    // Create a client instance
    client = new Paho.MQTT.Client(location.hostname, Number(location.port), "clientId");

    // set callback handlers
    client.onConnectionLost = onConnectionLost;
    client.onMessageArrived = onMessageArrived;

    // connect the client

    // called when the client connects
    function onConnect() {
      // Once a connection has been made, make a subscription and send a message.
      message = new Paho.MQTT.Message("Hello");
      message.destinationName = "/World";

    // called when the client loses its connection
    function onConnectionLost(responseObject) {
      if (responseObject.errorCode !== 0) {

    // called when a message arrives
    function onMessageArrived(message) {


We recommend the phpMQTT client library. A simple example looks like the following:


    $mqtt = new phpMQTT("", 1883, "phpMQTTClient");

    // Simple Publish Example
    $mqtt->publish("test/topic/example/","Hello World!", 0);

    // Simple Subscribe Example
    $topics['test/topic/example'] = array("qos" => 0, "function" => "procmsg");
        // receive loop


    function procmsg($topic, $msg){
        echo "Msg Recieved: ".date("r")."\nTopic:{$topic}\n$msg\n";


In principle it is possible to use the Paho Java library directly for this, but a much better option is to use Paho Android Client and Service which wraps the java library in an Android Service which makes it easy to send and receive messages on behalf of Android applications, even when they are not currently running.


In principle it is possible to wrap a C library and get it to work on iOS, but since Apple does not permit third party networking stacks access to the mobile antenna we recommend the native Objective-C MQTT-Client-Framework.


We recommend the knolleary MQTT client library. The library requires the Arduino Ethernet Shield. A simple example looks like the following:

    #include <SPI.h>
    #include <Ethernet.h>
    #include <PubSubClient.h>

    // Update these with values suitable for your network.
    byte mac[]    = { 0xDE, 0xED, 0xBA, 0xFE, 0xFE, 0xED };
    byte server[] = { 172, 16, 0, 2 };
    byte ip[]     = { 172, 16, 0, 100 };

    void callback(char* topic, byte* payload, unsigned int length) {
      // handle message arrived

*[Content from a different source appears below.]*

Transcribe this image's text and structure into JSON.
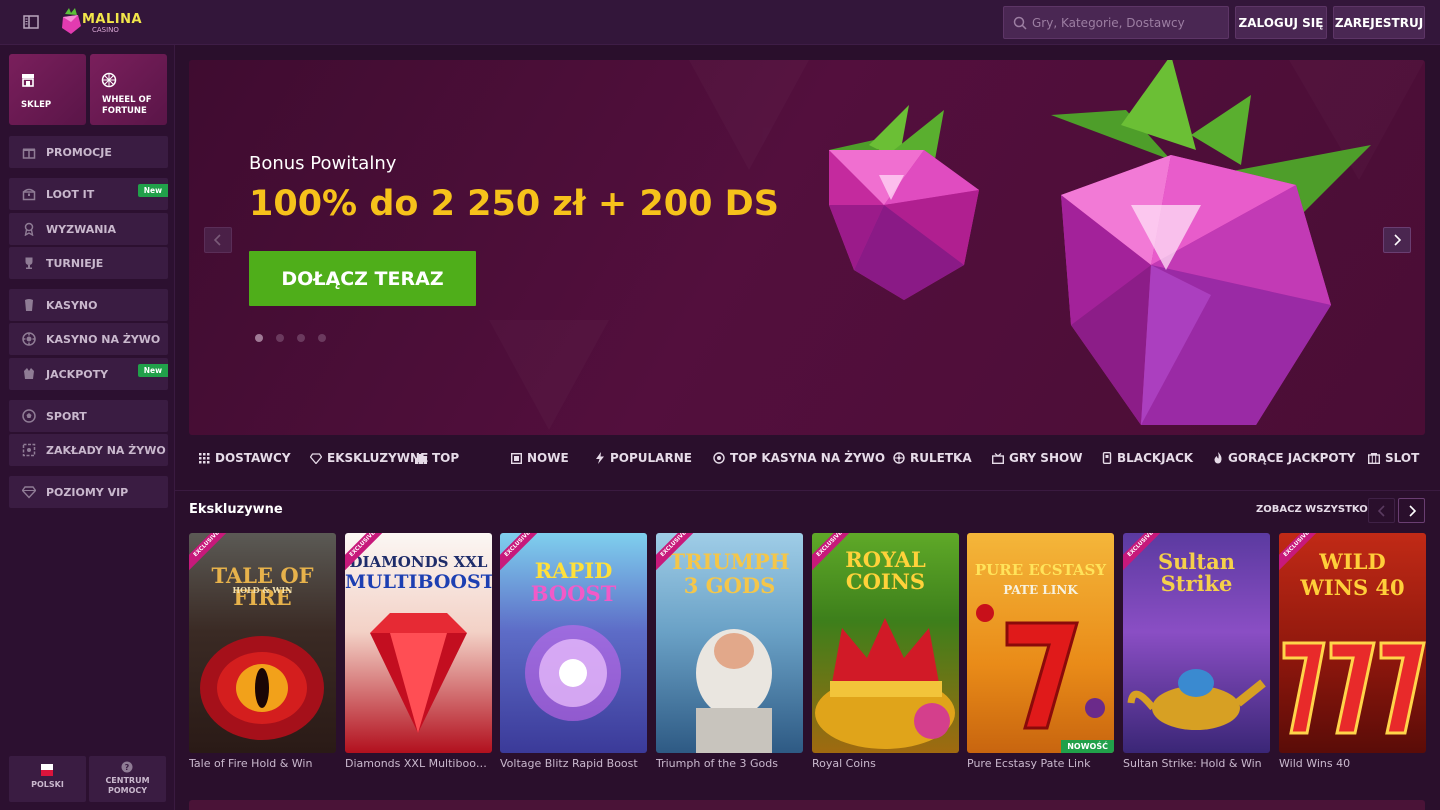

    EthernetClient ethClient;
    PubSubClient client(server, 1883, callback, ethClient);

    void setup()
      Ethernet.begin(mac, ip);
      if (client.connect("arduinoClient")) {
        client.publish("outTopic","hello world");

    void loop()

For more details :

Suggested Readings!